Data Visualization

This guide collects resources and tutorials related to data visualization.

Titans of Data Visualization

Edmund Halley (1656 - 1742)

Most known for his eponymous comet, Halley developed the use of contour lines on maps to express different atmospheric conditions.


William Playfair (1759 - 1823)

The inventor of line and bar charts. Generally considered the father of statistical graphics.

Charles de Fourcroy (1766 - 1824)

A French director of fortifications, Fourcroy published an influential essay on engineering and construction. The following table from that work graphically compares the growth of European cities and is consider a precursor to today's treemaps.

Charles Joseph Minard (1781 - 1870)

A French civil engineer, Minard's most famous visualization was of Napoleon's 1812 Russian campaign. Showing great levels of detail in a map, he highlighted the dramatic loss in the French troops. Jam packed and very interesting!

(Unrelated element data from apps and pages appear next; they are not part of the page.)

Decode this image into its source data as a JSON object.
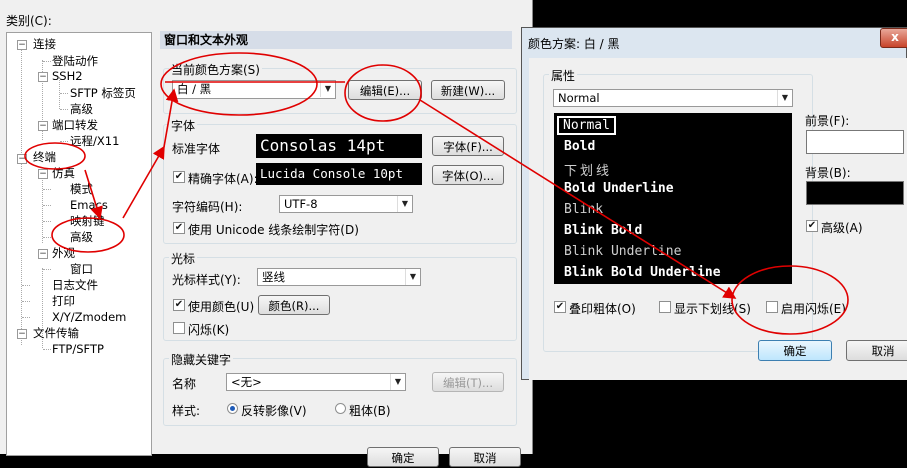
{
  "main": {
    "category_label": "类别(C):",
    "tree": [
      {
        "label": "连接"
      },
      {
        "label": "登陆动作"
      },
      {
        "label": "SSH2"
      },
      {
        "label": "SFTP 标签页"
      },
      {
        "label": "高级"
      },
      {
        "label": "端口转发"
      },
      {
        "label": "远程/X11"
      },
      {
        "label": "终端"
      },
      {
        "label": "仿真"
      },
      {
        "label": "模式"
      },
      {
        "label": "Emacs"
      },
      {
        "label": "映射键"
      },
      {
        "label": "高级"
      },
      {
        "label": "外观"
      },
      {
        "label": "窗口"
      },
      {
        "label": "日志文件"
      },
      {
        "label": "打印"
      },
      {
        "label": "X/Y/Zmodem"
      },
      {
        "label": "文件传输"
      },
      {
        "label": "FTP/SFTP"
      }
    ],
    "section_title": "窗口和文本外观",
    "scheme": {
      "group_label": "当前颜色方案(S)",
      "value": "白 / 黑",
      "edit_button": "编辑(E)...",
      "new_button": "新建(W)..."
    },
    "fonts": {
      "group_label": "字体",
      "standard_label": "标准字体",
      "standard_value": "Consolas 14pt",
      "standard_button": "字体(F)...",
      "precise_label": "精确字体(A):",
      "precise_checked": true,
      "precise_value": "Lucida Console 10pt",
      "precise_button": "字体(O)...",
      "encoding_label": "字符编码(H):",
      "encoding_value": "UTF-8",
      "unicode_label": "使用 Unicode 线条绘制字符(D)",
      "unicode_checked": true
    },
    "cursor": {
      "group_label": "光标",
      "style_label": "光标样式(Y):",
      "style_value": "竖线",
      "use_color_label": "使用颜色(U)",
      "use_color_checked": true,
      "color_button": "颜色(R)...",
      "blink_label": "闪烁(K)",
      "blink_checked": false
    },
    "hidden_keyword": {
      "group_label": "隐藏关键字",
      "name_label": "名称",
      "name_value": "<无>",
      "edit_button": "编辑(T)...",
      "style_label": "样式:",
      "reverse_label": "反转影像(V)",
      "bold_label": "粗体(B)"
    },
    "ok_button": "确定",
    "cancel_button": "取消"
  },
  "dialog": {
    "title": "颜色方案: 白 / 黑",
    "close_glyph": "x",
    "attributes_label": "属性",
    "attribute_value": "Normal",
    "preview_lines": [
      "Normal",
      "Bold",
      "下划线",
      "Bold Underline",
      "Blink",
      "Blink Bold",
      "Blink Underline",
      "Blink Bold Underline"
    ],
    "foreground_label": "前景(F):",
    "background_label": "背景(B):",
    "foreground_color": "#ffffff",
    "background_color": "#000000",
    "highlight_label": "高级(A)",
    "highlight_checked": true,
    "overprint_bold_label": "叠印粗体(O)",
    "overprint_bold_checked": true,
    "show_underline_label": "显示下划线(S)",
    "show_underline_checked": false,
    "enable_blink_label": "启用闪烁(E)",
    "enable_blink_checked": false,
    "ok_button": "确定",
    "cancel_button": "取消"
  },
  "colors": {
    "annotation_red": "#e00000",
    "section_header_bg": "#d6dde8",
    "dialog_frame": "#dce6f0",
    "terminal_bg": "#000000"
  }
}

John Snow (1813 - 1858)

As a London physician in 1854, he started mapping cholera deaths and identified the cause of the epidemic as being a water pump in the area. His work was retold in the third season (2019) of the TV series Victoria.

Florence Nightingale (1820 - 1910)

In addition to her work as a nurse in the Crimean War, she used data visualization to help describe the need for better hospital conditions. She created the rose diagram.


Luigi Perozzo (1856–1916)

The first person to introduce 3D representations of data.

Otto Neurath (1882 - 1942)

An Austrian sociologist and political economist, Neurath was the inventor of ISOTYPE visualizations which used pictorial representations to display concepts and connections (think precursors of traffic signs). He is also known for his stark pictographic interpretations of statistics of pre- and post- world wars.

ISOTYPE 'The Great War' by Otto Neurath. In ISOTYPE — International System of TYpographic Picture Education. L.A. Worrell.

John Wilder Tukey (1915-2000)

Tukey was an American mathematician who is best know for the development of the Fast Fournier Transform algorithm and naming the "bit." His 1958 paper also contained the earliest known use of the term "software."  He was also the inventor of the box plot in 1977.